It's been stated as fact many times that efforts to legalize weed for recreational use in Washington will deal a significant blow to Mexican drug cartels. But now that I-502 has passed, and possessing up to an ounce of processed pot for those 21 and older is set to become legal in Washington this week, is that really the case?
While pot legalization in our state and Colorado seems destined to forever change the way Mexican drug cartels do business - both here and throughout the United States - the idea that efforts like I-502 will cripple cartels is likely, at best, overblown.
As former Seattle Weekly staff writer Keegan Hamilton expertly illustrates for The Atlantic today, the problem (and the way cartels are likely to react to marijuana legalization) is far more complex than many have given it credit for.
As Hamilton writes for The Atlantic:
The notion that legalizing marijuana will cripple Mexico's brutal drug cartels has gained steam in recent years, and finally boiled over last month when Washington and Colorado became the first states to legalize marijuana for recreational use. Adults 21 and over in both states will be allowed to possess up to an ounce of processed pot, reversing a prohibition policy that stood for the better part of a century. It's unclear whether the federal government will tolerate the repeal, but if legal pot remains the law of the land, it is widely assumed that Mexican drug cartels will be out several billion dollars in annual revenue.
But talk to entrepreneurs familiar with the existing marijuana industry in Washington and Colorado -- and to law enforcement agents who deal with gang crime -- and there is reason for skepticism. Not only have the cartels diversified their portfolios (to borrow language applied to other multinational, multibillion dollar operations); the Mexican suppliers have already been edged out of the local markets in the two new green states.
That stiff competition, of course, comes via the booming medical marijuana industry.
More from The Atlantic:
Both Colorado and Washington, however, have booming medical marijuana industries that aid legitimate pain patients in need of extremely potent hybrid strains and also indirectly supply an untold number of connoisseur stoners. Mexican marijuana, typically grown outdoors on large plantations, contains little more than 5 percent THC -- the compound responsible for marijuana highs -- compared to the 15 percent or more found on the top shelf of a U.S. dispensary. Josh Berman, cofounder of the 4Evergreen Group, an organization that bills itself as Washington's "premier medical cannabis patient network," says the shrink-wrapped Mexican schwag is looked upon with scorn.

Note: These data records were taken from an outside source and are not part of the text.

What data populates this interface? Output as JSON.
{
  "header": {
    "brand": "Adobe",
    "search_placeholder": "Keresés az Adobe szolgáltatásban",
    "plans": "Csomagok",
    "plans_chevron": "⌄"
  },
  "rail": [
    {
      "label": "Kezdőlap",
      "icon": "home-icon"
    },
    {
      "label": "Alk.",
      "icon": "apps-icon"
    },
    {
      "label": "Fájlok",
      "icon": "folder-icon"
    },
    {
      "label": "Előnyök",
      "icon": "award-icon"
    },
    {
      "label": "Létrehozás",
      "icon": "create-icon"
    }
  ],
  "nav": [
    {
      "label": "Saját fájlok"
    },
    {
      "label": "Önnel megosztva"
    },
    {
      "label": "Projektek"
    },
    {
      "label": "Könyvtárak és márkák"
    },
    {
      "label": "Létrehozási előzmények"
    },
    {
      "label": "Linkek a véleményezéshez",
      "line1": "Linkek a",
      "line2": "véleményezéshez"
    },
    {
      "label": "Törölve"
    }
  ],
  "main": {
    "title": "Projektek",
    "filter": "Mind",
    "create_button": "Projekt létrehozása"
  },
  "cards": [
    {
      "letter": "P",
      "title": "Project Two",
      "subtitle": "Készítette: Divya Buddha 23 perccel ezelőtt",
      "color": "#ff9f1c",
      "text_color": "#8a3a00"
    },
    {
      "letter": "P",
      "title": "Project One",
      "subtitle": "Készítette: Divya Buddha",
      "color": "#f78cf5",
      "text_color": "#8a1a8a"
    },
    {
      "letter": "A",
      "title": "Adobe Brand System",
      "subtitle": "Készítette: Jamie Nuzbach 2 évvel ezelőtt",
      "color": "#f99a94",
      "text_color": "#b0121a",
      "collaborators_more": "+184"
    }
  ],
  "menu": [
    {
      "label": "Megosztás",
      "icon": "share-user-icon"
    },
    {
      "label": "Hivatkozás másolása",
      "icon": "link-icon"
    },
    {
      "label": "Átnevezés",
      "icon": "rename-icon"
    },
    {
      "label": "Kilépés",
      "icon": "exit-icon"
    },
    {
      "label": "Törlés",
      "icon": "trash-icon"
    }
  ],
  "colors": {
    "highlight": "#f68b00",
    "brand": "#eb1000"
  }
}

Joe Gagliardi, a gang-unit detective in Seattle's county sheriff's office, says product from local growhouses has largely replaced the once-coveted "BC Bud" imported from neighboring Canada. Gangs, he says, will sometimes trade Washington pot to get discounts on meth shipments that originate in Mexican labs. The detective foresees gangsters buying out weed stores' inventory and selling it in other states, or perhaps using the black market to undercut the heavily regulated legal one, which levies a 25-percent tax at each step of the way from grower to smoker. (The duty adds an estimated $500 million to Washington state coffers every year.)
"I just don't see the legislation of marijuana causing any problems for the criminals," Gagliardi said. "The gangs are still going to grow marijuana and they're still going to sell marijuana, only now it will be legal for them to walk around with an ounce supply individually packaged and not have any repercussions."
What might actually cripple Mexican drug cartels? The Atlantic cites the Mexican Center for Competitiveness, a think-tank responsible for an oft-referenced report estimating that legalization in Washington could cut Mexican cartels' annual marijuana profits up to $1.37 billion. However, As Hamilton points out, "The only way cartels will be seriously affected by the new pot laws, according to the Mexican Center for Competitiveness, is if Washington and Colorado's legal weed spreads to parts of the country more reliant on Mexican grass."
Considering widespread marijuana legalization throughout the country doesn't seem likely anytime soon, Mexican drug cartels are likely to adapt and keep on trucking.
Read Hamilton's full piece - which is packed with stats and evidence in support of such assertions - here.